Biomass and Carbon Capture Put UK Coal Giant On Track to Negative Emissions
By Jonny Wakefield
August 13, 2015
One of the UK’s largest power plants could soon be absorbing more carbon than it emits, thanks to a potentially groundbreaking system of biomass and carbon capture (CCS).
Since July, the Drax power station in central England has been producing half its power by burning biomass, according to a report in New Scientist, part of a plan to wean the facility off coal. Starting in 2020, the plant also expects to pump CO2 emissions through a pipeline running to the floor of the North Sea, where it will be buried in saltwater aquifers.
The shift to biomass and carbon capture is part of an ambitious plan to convert the 70s-era facility into a “negative emissions” power plant. Developing such technology is key to “arresting” climate change, the company says. But the plan is not without its critics, some of whom say Drax is far from a net positive in fighting climate change.
Several pieces must fall into place for Drax to be truly carbon neutral, chief among them forestry management. The wood and other material burned in the biomass process is harvested from pine forests in the southern U.S. and processed into pellets for shipping. Demand for biomass products has created a forestry renaissance in the region, with pine forests covering hundreds of thousands of old cotton fields. As forests are cut, new trees are planted that offset the carbon emissions from those being burned.
Whether a balance can be struck between carbon emissions in one part of the world and carbon uptake in another is key. A Dogwood Alliance spokesperson told New Scientist that plants like Drax gobble up “naturally regenerated diverse pine forests,” replacing them with “uniform ranks of planted yellow pine.”
The other half of the equation, the CCS plan, also has doubters. The plant would follow in Canada’s footsteps. When Saskatchewan’s Boundary Dam coal plant became the first commercial power facility to bury carbon in October, critics pointed out that the process doesn’t entirely eliminate carbon emissions. The process’s commercial viability is also in question, with wary investors sending Drax shares plunging at the news of its costly CCS plan.
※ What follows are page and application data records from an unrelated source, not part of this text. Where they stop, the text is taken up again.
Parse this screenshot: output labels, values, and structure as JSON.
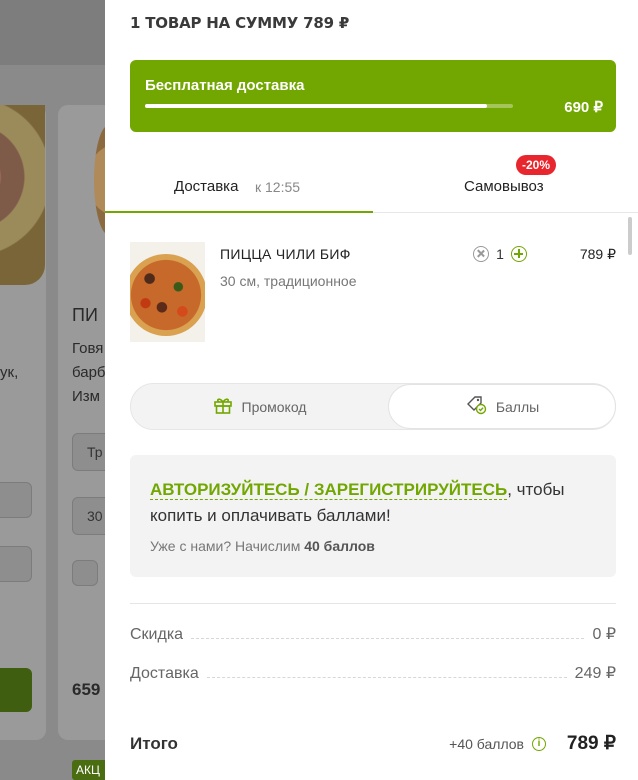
{
  "background": {
    "card_title_fragment": "ПИ",
    "desc_lines": [
      "Говя",
      "барб",
      "Изм"
    ],
    "left_text": "ук,",
    "select1": "Тр",
    "select2": "30",
    "price": "659",
    "badge": "АКЦ"
  },
  "cart": {
    "title": "1 ТОВАР НА СУММУ 789 ₽",
    "free_delivery": {
      "label": "Бесплатная доставка",
      "remaining": "690 ₽",
      "progress": 0.93
    },
    "tabs": {
      "delivery_label": "Доставка",
      "delivery_time": "к 12:55",
      "pickup_label": "Самовывоз",
      "pickup_discount": "-20%"
    },
    "item": {
      "name": "ПИЦЦА ЧИЛИ БИФ",
      "description": "30 см, традиционное",
      "quantity": "1",
      "price": "789 ₽"
    },
    "toggle": {
      "promo_label": "Промокод",
      "points_label": "Баллы"
    },
    "auth": {
      "link_text": "АВТОРИЗУЙТЕСЬ / ЗАРЕГИСТРИРУЙТЕСЬ",
      "rest_text": ", чтобы копить и оплачивать баллами!",
      "sub_text": "Уже с нами? Начислим ",
      "sub_bold": "40 баллов"
    },
    "summary": {
      "discount_label": "Скидка",
      "discount_value": "0 ₽",
      "delivery_label": "Доставка",
      "delivery_value": "249 ₽",
      "total_label": "Итого",
      "total_bonus": "+40 баллов",
      "total_value": "789 ₽"
    }
  },
  "colors": {
    "accent": "#72a701",
    "discount_badge": "#e8262d"
  }
}
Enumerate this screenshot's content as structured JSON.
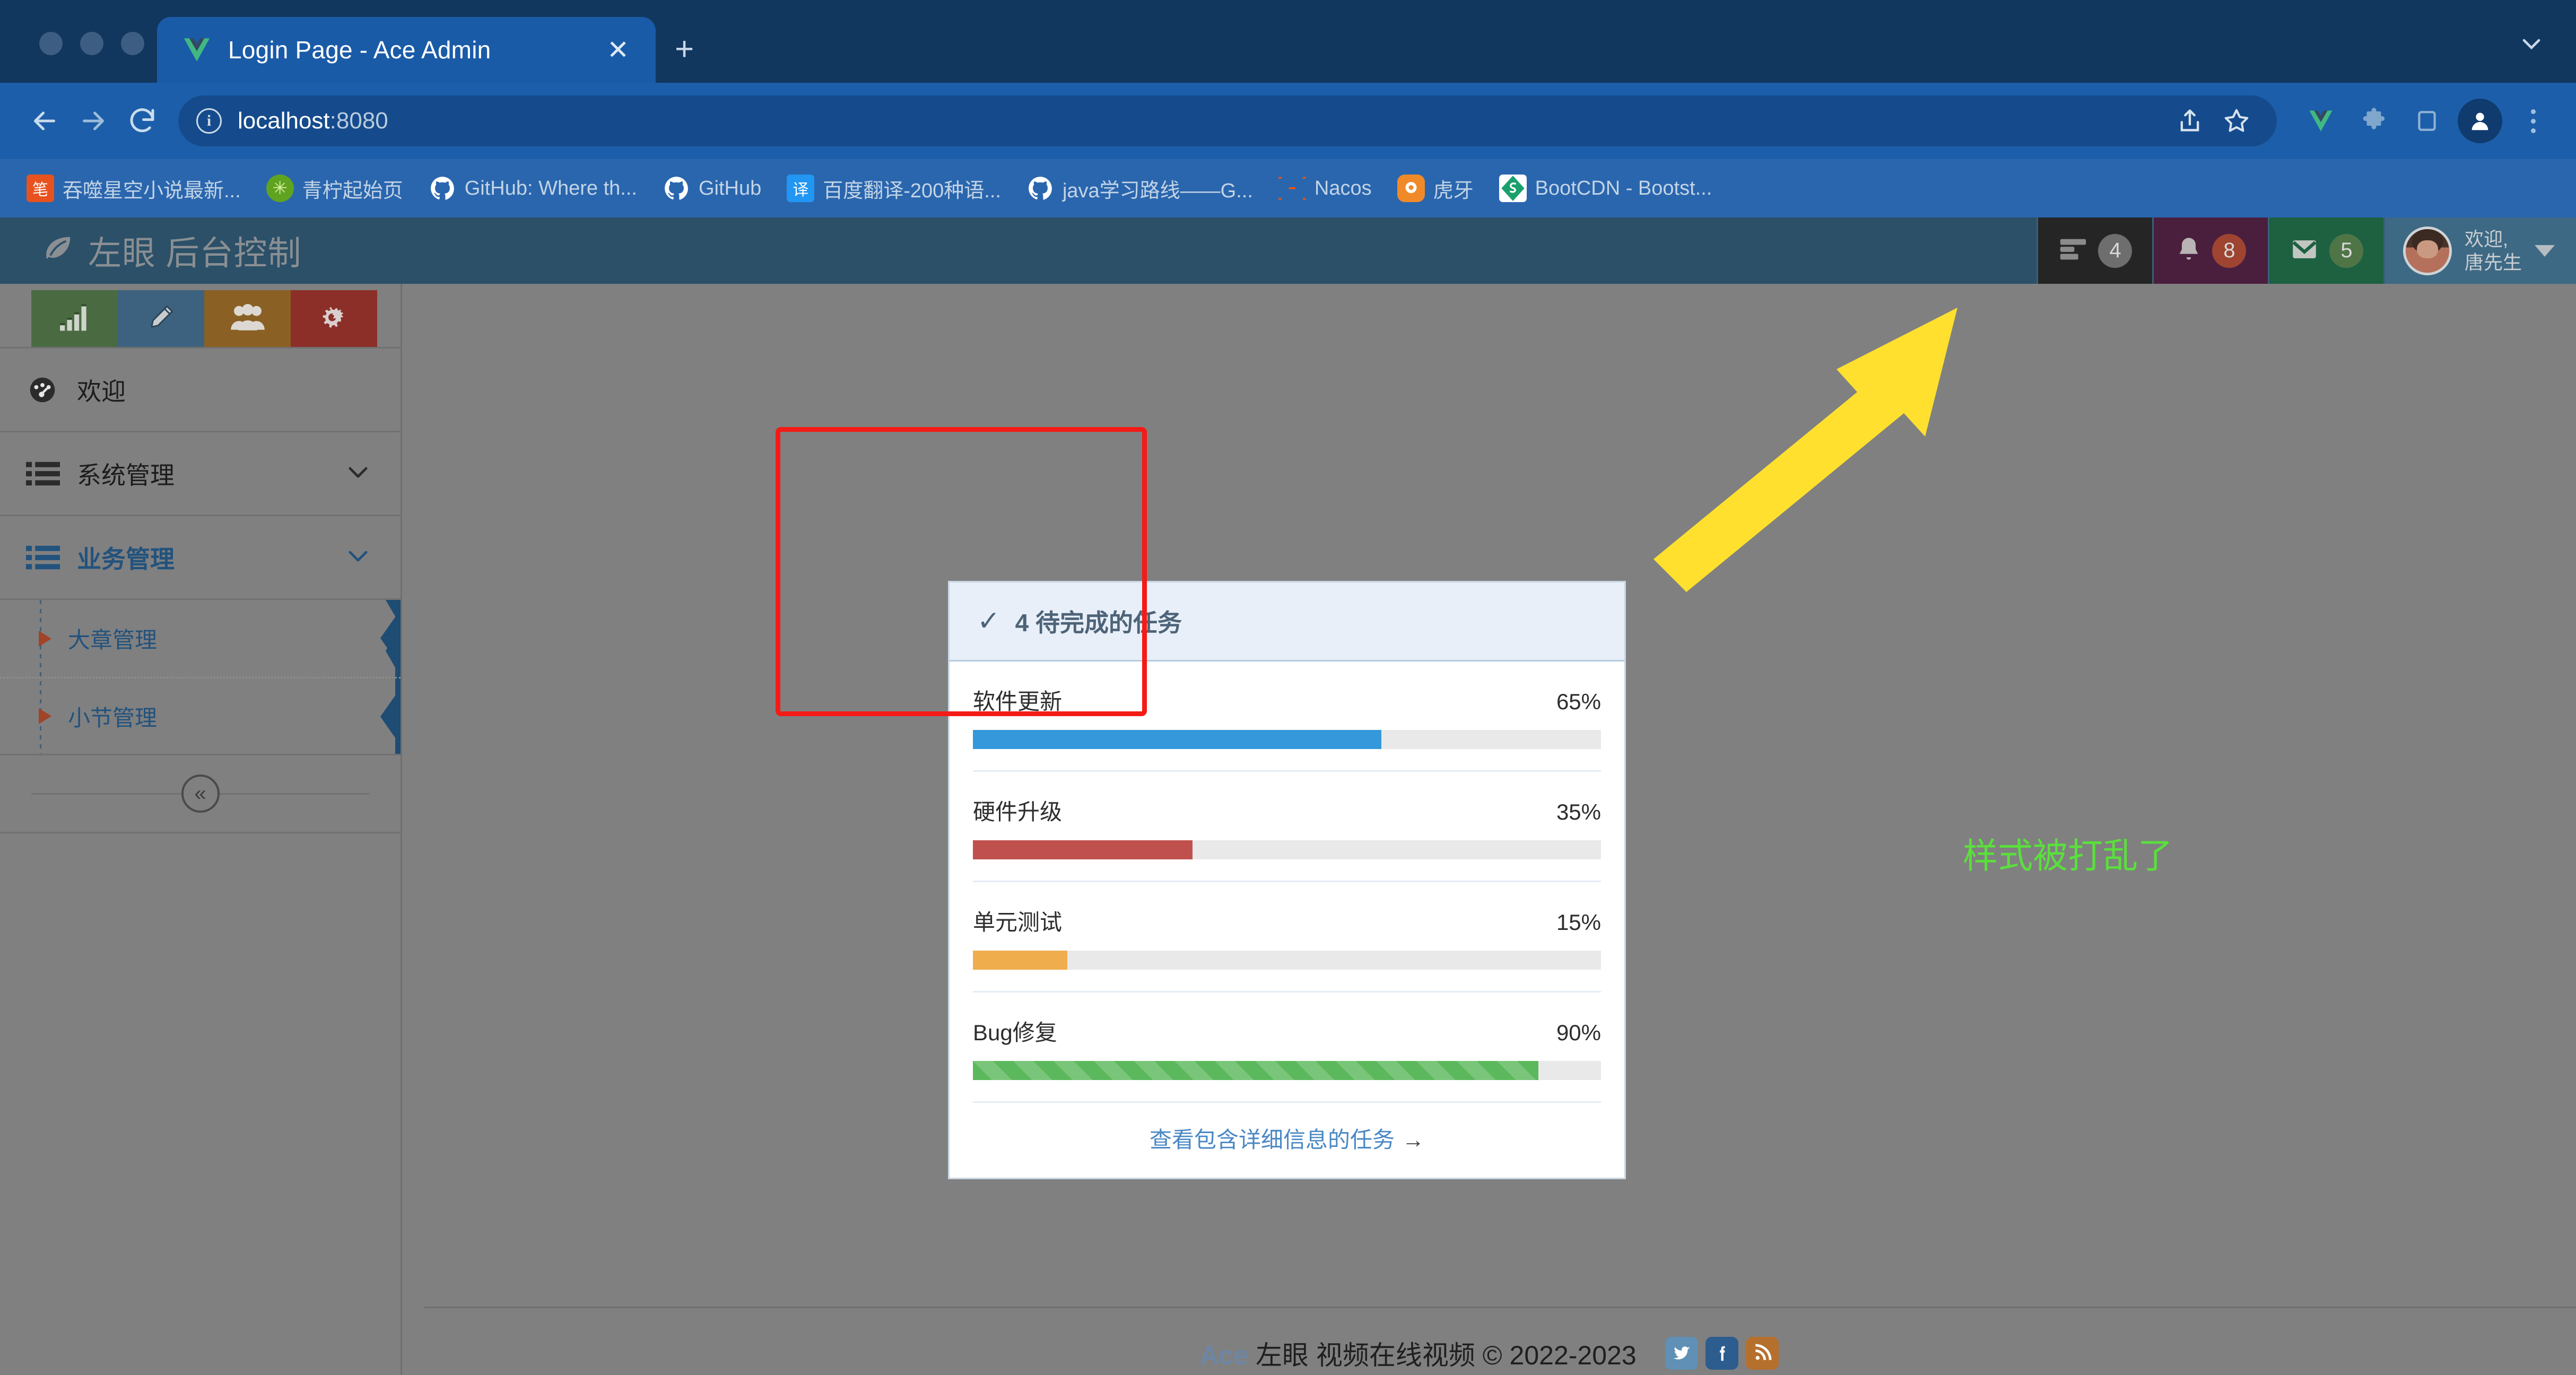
{
  "browser": {
    "tab": {
      "title": "Login Page - Ace Admin",
      "favicon": "vue-logo-icon",
      "close_label": "✕"
    },
    "new_tab_label": "+",
    "nav": {
      "back": "←",
      "forward": "→",
      "reload": "↻"
    },
    "omnibox": {
      "url_main": "localhost",
      "url_port": ":8080",
      "info_icon": "i"
    },
    "toolbar_icons": [
      "share-icon",
      "bookmark-star-icon",
      "vue-devtools-icon",
      "extensions-puzzle-icon",
      "sidepanel-icon",
      "profile-avatar-icon",
      "chrome-menu-kebab-icon"
    ],
    "bookmarks": [
      {
        "label": "吞噬星空小说最新...",
        "icon": "笔",
        "icon_bg": "#e8521e",
        "icon_fg": "#ffffff"
      },
      {
        "label": "青柠起始页",
        "icon": "✳",
        "icon_bg": "#5fa321",
        "icon_fg": "#d8f0a0"
      },
      {
        "label": "GitHub: Where th...",
        "icon": "●",
        "icon_bg": "transparent",
        "icon_fg": "#ffffff"
      },
      {
        "label": "GitHub",
        "icon": "●",
        "icon_bg": "transparent",
        "icon_fg": "#ffffff"
      },
      {
        "label": "百度翻译-200种语...",
        "icon": "译",
        "icon_bg": "#2196f3",
        "icon_fg": "#ffffff"
      },
      {
        "label": "java学习路线——G...",
        "icon": "●",
        "icon_bg": "transparent",
        "icon_fg": "#ffffff"
      },
      {
        "label": "Nacos",
        "icon": "◉",
        "icon_bg": "transparent",
        "icon_fg": "#f4520b"
      },
      {
        "label": "虎牙",
        "icon": "◉",
        "icon_bg": "transparent",
        "icon_fg": "#f08a28"
      },
      {
        "label": "BootCDN - Bootst...",
        "icon": "◆",
        "icon_bg": "#ffffff",
        "icon_fg": "#1aa06d"
      }
    ]
  },
  "app": {
    "brand": "左眼 后台控制",
    "brand_icon": "leaf-icon",
    "header_items": [
      {
        "name": "tasks",
        "icon": "tasks-list-icon",
        "count": "4"
      },
      {
        "name": "notifications",
        "icon": "bell-icon",
        "count": "8"
      },
      {
        "name": "messages",
        "icon": "envelope-icon",
        "count": "5"
      }
    ],
    "user": {
      "greeting": "欢迎,",
      "name": "唐先生"
    }
  },
  "sidebar": {
    "quick_actions": [
      {
        "name": "stats",
        "icon": "bar-chart-icon",
        "color": "#4a6b42"
      },
      {
        "name": "edit",
        "icon": "pencil-icon",
        "color": "#3d627f"
      },
      {
        "name": "users",
        "icon": "users-group-icon",
        "color": "#8a6024"
      },
      {
        "name": "settings",
        "icon": "cogs-icon",
        "color": "#8c2f28"
      }
    ],
    "items": [
      {
        "label": "欢迎",
        "icon": "dashboard-gauge-icon",
        "active": false,
        "expandable": false
      },
      {
        "label": "系统管理",
        "icon": "list-icon",
        "active": false,
        "expandable": true
      },
      {
        "label": "业务管理",
        "icon": "list-icon",
        "active": true,
        "expandable": true
      }
    ],
    "submenu": [
      {
        "label": "大章管理"
      },
      {
        "label": "小节管理"
      }
    ],
    "collapse_label": "«"
  },
  "task_card": {
    "header_count": "4",
    "header_title": "待完成的任务",
    "header_icon": "check-icon",
    "tasks": [
      {
        "name": "软件更新",
        "percent": "65%",
        "value": 65,
        "color": "#3498db",
        "striped": false
      },
      {
        "name": "硬件升级",
        "percent": "35%",
        "value": 35,
        "color": "#c0504d",
        "striped": false
      },
      {
        "name": "单元测试",
        "percent": "15%",
        "value": 15,
        "color": "#f0ad4e",
        "striped": false
      },
      {
        "name": "Bug修复",
        "percent": "90%",
        "value": 90,
        "color": "#5cb85c",
        "striped": true
      }
    ],
    "footer_link": "查看包含详细信息的任务",
    "footer_arrow": "→"
  },
  "footer": {
    "ace": "Ace",
    "text": "左眼 视频在线视频 © 2022-2023",
    "social": [
      {
        "name": "twitter",
        "glyph": "t",
        "color": "#6090b5"
      },
      {
        "name": "facebook",
        "glyph": "f",
        "color": "#2d5d8e"
      },
      {
        "name": "rss",
        "glyph": "◔",
        "color": "#b5702e"
      }
    ]
  },
  "annotations": {
    "rect_color": "#f41b16",
    "arrow_color": "#ffe02e",
    "note": "样式被打乱了",
    "note_color": "#5ae03c"
  }
}
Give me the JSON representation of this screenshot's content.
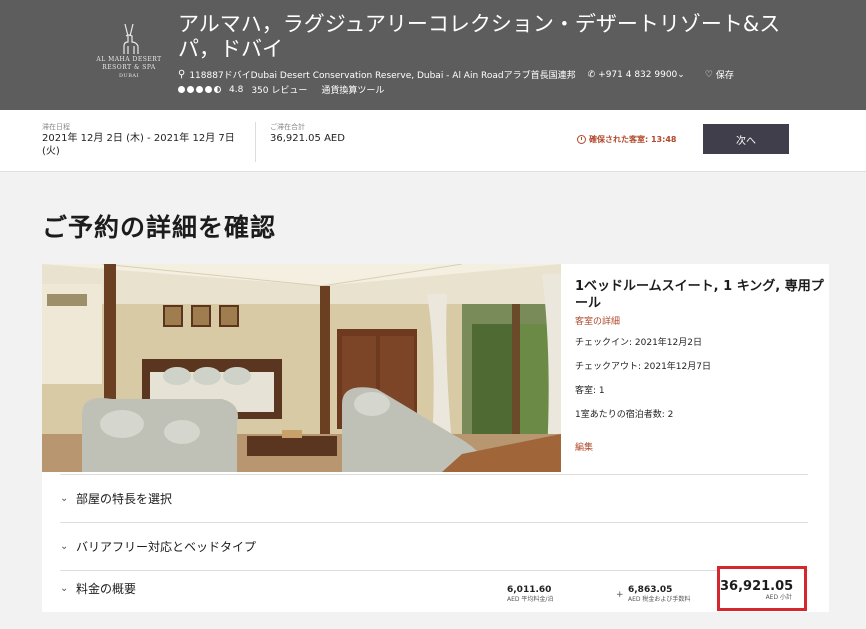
{
  "header": {
    "logo": {
      "line1": "AL MAHA DESERT",
      "line2": "RESORT & SPA",
      "line3": "DUBAI"
    },
    "title": "アルマハ，ラグジュアリーコレクション・デザートリゾート&スパ，ドバイ",
    "address": "118887ドバイDubai Desert Conservation Reserve, Dubai - Al Ain Roadアラブ首長国連邦",
    "phone": "+971 4 832 9900",
    "save_label": "保存",
    "rating_score": "4.8",
    "rating_value": 4.5,
    "reviews": "350 レビュー",
    "currency_tool": "通貨換算ツール"
  },
  "stay": {
    "dates_label": "滞在日程",
    "dates_value": "2021年 12月 2日 (木) - 2021年 12月 7日 (火)",
    "total_label": "ご滞在合計",
    "total_value": "36,921.05 AED",
    "held_label": "確保された客室: 13:48",
    "next_button": "次へ"
  },
  "page": {
    "title": "ご予約の詳細を確認"
  },
  "room": {
    "name": "1ベッドルームスイート, 1 キング, 専用プール",
    "details_link": "客室の詳細",
    "checkin": "チェックイン: 2021年12月2日",
    "checkout": "チェックアウト: 2021年12月7日",
    "rooms": "客室: 1",
    "guests": "1室あたりの宿泊者数: 2",
    "edit_link": "編集"
  },
  "sections": {
    "features": "部屋の特長を選択",
    "accessibility": "バリアフリー対応とベッドタイプ",
    "rate_summary": "料金の概要"
  },
  "pricing": {
    "avg_rate": "6,011.60",
    "avg_rate_label": "AED 平均料金/泊",
    "plus": "+",
    "taxes": "6,863.05",
    "taxes_label": "AED 税金および手数料",
    "subtotal": "36,921.05",
    "subtotal_label": "AED 小計"
  },
  "colors": {
    "header_bg": "#5d5d5d",
    "accent": "#b0482a",
    "button_bg": "#3f3e4a",
    "highlight_border": "#d6262e"
  }
}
Drax has publicly criticized the British wind and solar sector for such concerns, telling the Telegraph that windmills and PV panels can’t deliver even one per cent of the UK’s power needs “with reasonable regularity.”
Biomass and CCS are crucial to the UK’s power mix, Drax director Peter Emery told New Scientist.
“To arrest climate change we need negative carbon emissions. At the moment sustainable biomass with CCS is the leading technology to achieve this,” he said.